[WORKING DATA Boundary: Start]

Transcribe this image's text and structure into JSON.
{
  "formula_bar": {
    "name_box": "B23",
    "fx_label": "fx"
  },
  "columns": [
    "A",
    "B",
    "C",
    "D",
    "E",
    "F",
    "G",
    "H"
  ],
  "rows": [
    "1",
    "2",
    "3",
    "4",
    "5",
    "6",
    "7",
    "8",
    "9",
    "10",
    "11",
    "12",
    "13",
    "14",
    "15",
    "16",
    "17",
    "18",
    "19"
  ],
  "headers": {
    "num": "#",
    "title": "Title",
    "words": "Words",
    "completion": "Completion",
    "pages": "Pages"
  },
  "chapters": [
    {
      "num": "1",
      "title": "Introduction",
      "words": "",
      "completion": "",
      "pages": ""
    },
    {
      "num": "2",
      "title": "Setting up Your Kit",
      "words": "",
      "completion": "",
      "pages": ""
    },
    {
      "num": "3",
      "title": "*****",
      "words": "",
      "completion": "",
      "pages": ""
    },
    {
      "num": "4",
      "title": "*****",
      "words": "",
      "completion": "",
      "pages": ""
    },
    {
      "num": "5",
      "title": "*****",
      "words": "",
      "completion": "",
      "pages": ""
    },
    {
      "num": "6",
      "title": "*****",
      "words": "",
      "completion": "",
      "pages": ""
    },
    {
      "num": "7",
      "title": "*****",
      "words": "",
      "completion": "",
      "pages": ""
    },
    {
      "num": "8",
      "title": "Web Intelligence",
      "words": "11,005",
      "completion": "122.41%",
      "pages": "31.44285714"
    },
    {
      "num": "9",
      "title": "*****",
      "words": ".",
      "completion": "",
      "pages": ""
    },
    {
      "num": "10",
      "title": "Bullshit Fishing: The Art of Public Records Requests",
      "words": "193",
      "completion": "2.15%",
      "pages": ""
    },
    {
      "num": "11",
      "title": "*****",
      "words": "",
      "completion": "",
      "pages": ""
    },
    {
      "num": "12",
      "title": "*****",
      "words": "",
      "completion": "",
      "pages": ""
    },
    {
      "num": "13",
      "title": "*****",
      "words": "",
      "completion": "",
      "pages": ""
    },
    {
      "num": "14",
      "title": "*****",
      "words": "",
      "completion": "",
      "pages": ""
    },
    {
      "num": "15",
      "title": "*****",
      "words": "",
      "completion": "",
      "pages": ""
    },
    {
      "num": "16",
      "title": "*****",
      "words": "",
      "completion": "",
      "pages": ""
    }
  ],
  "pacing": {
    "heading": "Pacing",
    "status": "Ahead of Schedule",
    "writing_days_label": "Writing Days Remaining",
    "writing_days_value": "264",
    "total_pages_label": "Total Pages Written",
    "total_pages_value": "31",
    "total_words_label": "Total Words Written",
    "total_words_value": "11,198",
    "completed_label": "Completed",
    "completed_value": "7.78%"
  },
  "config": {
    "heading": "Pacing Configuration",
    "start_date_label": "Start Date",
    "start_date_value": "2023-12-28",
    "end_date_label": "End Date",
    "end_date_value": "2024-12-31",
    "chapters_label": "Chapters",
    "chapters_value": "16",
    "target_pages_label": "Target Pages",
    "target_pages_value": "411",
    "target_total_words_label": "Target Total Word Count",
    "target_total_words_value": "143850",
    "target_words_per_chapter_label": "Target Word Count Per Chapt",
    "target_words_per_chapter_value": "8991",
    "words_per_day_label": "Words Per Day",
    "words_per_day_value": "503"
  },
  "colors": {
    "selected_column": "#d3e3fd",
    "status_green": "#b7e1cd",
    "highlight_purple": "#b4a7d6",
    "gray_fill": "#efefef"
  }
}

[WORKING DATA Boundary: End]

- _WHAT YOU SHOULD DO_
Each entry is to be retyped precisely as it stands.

- _EXERCISE OUTPUT_
Transcribe this image's text and structure into JSON.
{
  "formula_bar": {
    "name_box": "B23",
    "fx_label": "fx"
  },
  "columns": [
    "A",
    "B",
    "C",
    "D",
    "E",
    "F",
    "G",
    "H"
  ],
  "rows": [
    "1",
    "2",
    "3",
    "4",
    "5",
    "6",
    "7",
    "8",
    "9",
    "10",
    "11",
    "12",
    "13",
    "14",
    "15",
    "16",
    "17",
    "18",
    "19"
  ],
  "headers": {
    "num": "#",
    "title": "Title",
    "words": "Words",
    "completion": "Completion",
    "pages": "Pages"
  },
  "chapters": [
    {
      "num": "1",
      "title": "Introduction",
      "words": "",
      "completion": "",
      "pages": ""
    },
    {
      "num": "2",
      "title": "Setting up Your Kit",
      "words": "",
      "completion": "",
      "pages": ""
    },
    {
      "num": "3",
      "title": "*****",
      "words": "",
      "completion": "",
      "pages": ""
    },
    {
      "num": "4",
      "title": "*****",
      "words": "",
      "completion": "",
      "pages": ""
    },
    {
      "num": "5",
      "title": "*****",
      "words": "",
      "completion": "",
      "pages": ""
    },
    {
      "num": "6",
      "title": "*****",
      "words": "",
      "completion": "",
      "pages": ""
    },
    {
      "num": "7",
      "title": "*****",
      "words": "",
      "completion": "",
      "pages": ""
    },
    {
      "num": "8",
      "title": "Web Intelligence",
      "words": "11,005",
      "completion": "122.41%",
      "pages": "31.44285714"
    },
    {
      "num": "9",
      "title": "*****",
      "words": ".",
      "completion": "",
      "pages": ""
    },
    {
      "num": "10",
      "title": "Bullshit Fishing: The Art of Public Records Requests",
      "words": "193",
      "completion": "2.15%",
      "pages": ""
    },
    {
      "num": "11",
      "title": "*****",
      "words": "",
      "completion": "",
      "pages": ""
    },
    {
      "num": "12",
      "title": "*****",
      "words": "",
      "completion": "",
      "pages": ""
    },
    {
      "num": "13",
      "title": "*****",
      "words": "",
      "completion": "",
      "pages": ""
    },
    {
      "num": "14",
      "title": "*****",
      "words": "",
      "completion": "",
      "pages": ""
    },
    {
      "num": "15",
      "title": "*****",
      "words": "",
      "completion": "",
      "pages": ""
    },
    {
      "num": "16",
      "title": "*****",
      "words": "",
      "completion": "",
      "pages": ""
    }
  ],
  "pacing": {
    "heading": "Pacing",
    "status": "Ahead of Schedule",
    "writing_days_label": "Writing Days Remaining",
    "writing_days_value": "264",
    "total_pages_label": "Total Pages Written",
    "total_pages_value": "31",
    "total_words_label": "Total Words Written",
    "total_words_value": "11,198",
    "completed_label": "Completed",
    "completed_value": "7.78%"
  },
  "config": {
    "heading": "Pacing Configuration",
    "start_date_label": "Start Date",
    "start_date_value": "2023-12-28",
    "end_date_label": "End Date",
    "end_date_value": "2024-12-31",
    "chapters_label": "Chapters",
    "chapters_value": "16",
    "target_pages_label": "Target Pages",
    "target_pages_value": "411",
    "target_total_words_label": "Target Total Word Count",
    "target_total_words_value": "143850",
    "target_words_per_chapter_label": "Target Word Count Per Chapt",
    "target_words_per_chapter_value": "8991",
    "words_per_day_label": "Words Per Day",
    "words_per_day_value": "503"
  },
  "colors": {
    "selected_column": "#d3e3fd",
    "status_green": "#b7e1cd",
    "highlight_purple": "#b4a7d6",
    "gray_fill": "#efefef"
  }
}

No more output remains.